Demonstrate critical thinking and effective oral and written communication in working with individuals, families, groups, organizations, communities, and colleagues.
Identify key issues and themes among Hispanic population groups in the United States and abroad.
Recognize the extent to which a culture’s structures and values may oppress, marginalize, alienate, or create or enhance privilege and power.
Advocate practices that defend human rights and social economic justice.
Course Materials: Jiménez, Francisco. (2002) Cajas de Cartón. Jiménez, Francisco. (2002) Senderos fronterizos. Jiménez, Francisco. (2009) Más allá de Mí. Additional readings will be uploaded to Bblearn course. Recommended Texts (available copies at the AWC/NAU Library): Chase, Robert O., & Medina de Chase, Clarisa B. (2010). An Introduction to Spanish for Health Care Workers (3rd edition). Yale University Press. Alarcón, Margarita Ortiz-Tallo. (2004). Trastornos Psicológicos. Ediciones Aljibe. Burke, David. (1998). Street Spanish - The best of Spanish Idioms. John Wiley and Sons, Inc. Delgado, M. (2006). Social work with Latinos: A cultural assets paradigm. Oxford University Press. Organista, K. C. (2007). Solving Latino psychosocial and health problems: Theory, practice and populations. Hoboken, NJ: Wiley.

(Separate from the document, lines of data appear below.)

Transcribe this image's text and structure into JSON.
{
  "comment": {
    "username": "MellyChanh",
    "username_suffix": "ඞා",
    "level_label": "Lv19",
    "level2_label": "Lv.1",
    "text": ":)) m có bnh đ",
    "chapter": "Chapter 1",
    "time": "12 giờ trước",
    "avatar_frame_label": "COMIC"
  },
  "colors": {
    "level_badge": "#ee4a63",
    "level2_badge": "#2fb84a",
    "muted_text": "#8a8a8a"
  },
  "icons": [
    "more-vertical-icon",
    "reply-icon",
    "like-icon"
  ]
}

Teaching Methods: A seminar format will be used with a strong emphasis on conversation and discussion of any assigned readings and films. The course will be offered totally in Spanish except as necessary for clarification of terms or concepts. Case material from student’s social work cases will provide the core material for instruction and class discussion. Additionally, there will be reading and writing assignments in BbLearn, videos, and individual and group projects. Students receive extensive feedback for their written submissions. Student participation is integral to assimilating the course material.
Evaluation Tools: Student learning outcomes will be evaluated by the following methods:
Written Assignments and in class discussions (300 points): All students will be required to write summaries, evaluations, and short essays based on assigned readings, cases, films of topics relevant to topics lectured and discussed in class.
Case project (200 points): All students will be required to work on an instructor-approved 15 page long argumentative essay about a topic relevant to social work with Latinos and give a 15-minutes-long final presentation. Students will follow the MLA style format. This paper will be submitted in three stages within strict deadlines. Step 1, submit outline with photocopies of five articles that will be used to compose the main arguments. Step 2, submit a rough draft of a minimum of 10 pages including the list of work cited. Step 3, submit final draft, with corrections based on instructor’s feedback.